Services that are delivered from The Lanthorn Centre will have to be relocated to other buildings within the area. The majority of user groups can be relocated within the council's existing estate within Livingston (or wider West Lothian) and work to identify suitable alternative locations will now be undertaken.

At the Council Executive this afternoon (Tuesday) it was noted that West Lothian Council will work with customers, groups and the centre Management Committee to find alternative locations. 

West Lothian Council's Head of Finance and Property Services, Donald Forrest, confirmed that a report on potential options for The Lanthorn Centre is being prepared as a priority.

He said:

"I'm sure everyone will understand that safety of building users is paramount.

"The Lanthorn is a valued community building and we will work closely with the users of the building and Management Committee to set out future options for relocating activities and services when they are allowed to re-open.

"We share in the disappointment that will be felt by building users that the centre will not be available for use for a prolonged period of time. 

"There are a number of potential solutions to fix the roof deck issues. However, it will take time to identify the details, set out a course of action, identifying funding and then carry out the works. At this stage we know that any remediation of the structural issues will take time and be costly.

"For some time only certain parts of the building have been open and access restrictions are now in place where RAAC planks are present, as a safety precaution.  The restricted areas can only be used where tasks can be carried out quickly and when suitable safety equipment and specific risk assessments are in place. 

"Clearly that is not a viable option going forward at a busy public building such as the Lanthorn Centre. 

"The surveys highlight that widespread cracking within the roof structure is evident.  The extensive nature of the structural issues would increase the health and safety risks and there would be a serious concern that, as the building's owner, we would not be able to safely meet its statutory obligations

"That includes electrical and fire safety checks and other legal compliance activities such has legionella monitoring, other regular building maintenance and repairs."

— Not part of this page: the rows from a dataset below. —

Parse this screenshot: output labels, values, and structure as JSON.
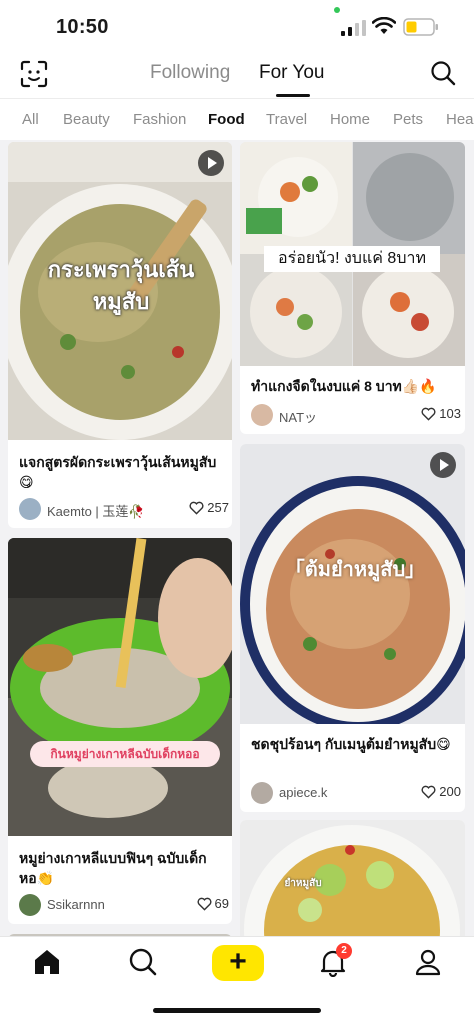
{
  "status": {
    "time": "10:50"
  },
  "header": {
    "tabs": [
      {
        "label": "Following",
        "active": false
      },
      {
        "label": "For You",
        "active": true
      }
    ]
  },
  "categories": [
    "All",
    "Beauty",
    "Fashion",
    "Food",
    "Travel",
    "Home",
    "Pets",
    "Hea"
  ],
  "active_category": "Food",
  "feed": [
    {
      "title": "แจกสูตรผัดกระเพราวุ้นเส้นหมูสับ 😋",
      "overlay": "กระเพราวุ้นเส้น หมูสับ",
      "author": "Kaemto | 玉莲🥀",
      "likes": "257",
      "video": true
    },
    {
      "title": "ทำแกงจืดในงบแค่ 8 บาท👍🏻🔥",
      "overlay": "อร่อยนัว! งบแค่ 8บาท",
      "author": "NATッ",
      "likes": "103",
      "video": false
    },
    {
      "title": "หมูย่างเกาหลีแบบฟินๆ ฉบับเด็กหอ👏",
      "overlay": "กินหมูย่างเกาหลีฉบับเด็กหออ",
      "author": "Ssikarnnn",
      "likes": "69",
      "video": false
    },
    {
      "title": "ชดชุปร้อนๆ กับเมนูต้มยำหมูสับ😋",
      "overlay": "「ต้มยำหมูสับ」",
      "author": "apiece.k",
      "likes": "200",
      "video": true
    },
    {
      "title": "",
      "overlay": "ยำหมูสับ",
      "author": "",
      "likes": "",
      "video": false
    }
  ],
  "bottom_nav": {
    "items": [
      "home-icon",
      "search-icon",
      "create-icon",
      "bell-icon",
      "profile-icon"
    ],
    "notification_count": "2"
  },
  "colors": {
    "accent": "#ffe600",
    "badge": "#ff3b30",
    "text": "#111111",
    "muted": "#8b8b8b"
  }
}
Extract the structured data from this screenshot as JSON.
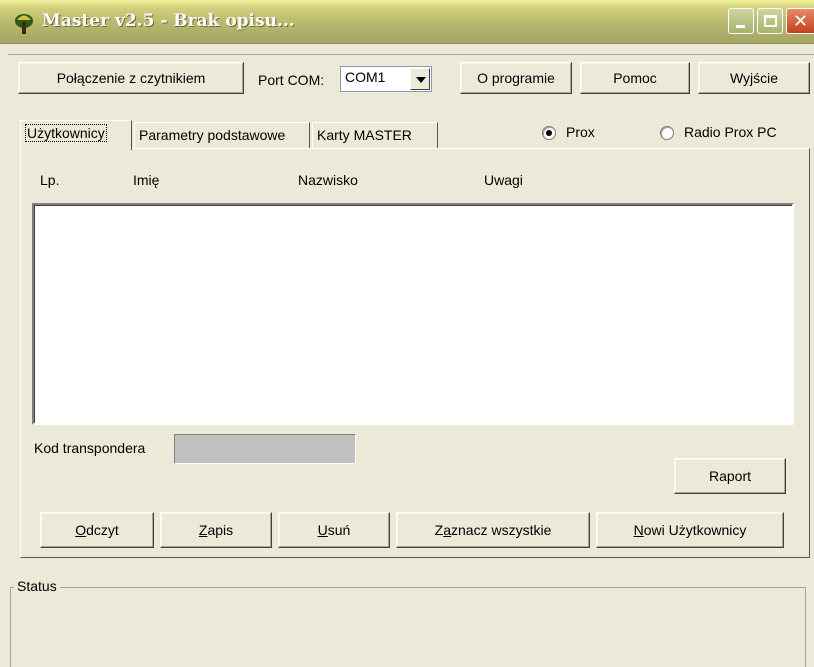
{
  "window": {
    "title": "Master v2.5 - Brak opisu..."
  },
  "toolbar": {
    "connect_label": "Połączenie z czytnikiem",
    "port_label": "Port COM:",
    "port_value": "COM1",
    "about_label": "O programie",
    "help_label": "Pomoc",
    "exit_label": "Wyjście"
  },
  "tabs": [
    {
      "label": "Użytkownicy",
      "active": true
    },
    {
      "label": "Parametry podstawowe",
      "active": false
    },
    {
      "label": "Karty MASTER",
      "active": false
    }
  ],
  "mode": {
    "prox_label": "Prox",
    "prox_selected": true,
    "radio_prox_label": "Radio Prox PC",
    "radio_prox_selected": false
  },
  "list": {
    "columns": [
      "Lp.",
      "Imię",
      "Nazwisko",
      "Uwagi"
    ],
    "rows": []
  },
  "transponder": {
    "label": "Kod transpondera",
    "value": ""
  },
  "actions": {
    "report_label": "Raport",
    "read_first": "O",
    "read_rest": "dczyt",
    "write_first": "Z",
    "write_rest": "apis",
    "delete_first": "U",
    "delete_rest": "suń",
    "select_all_pre": "Z",
    "select_all_acc": "a",
    "select_all_rest": "znacz wszystkie",
    "new_users_first": "N",
    "new_users_rest": "owi Użytkownicy"
  },
  "status": {
    "label": "Status",
    "text": ""
  },
  "colors": {
    "face": "#ece9d8",
    "title_bar": "#b8b86d",
    "close_button": "#c2401f"
  }
}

Council officers are meeting the Management Committee and other centre stakeholders later today to provide them with details and further information.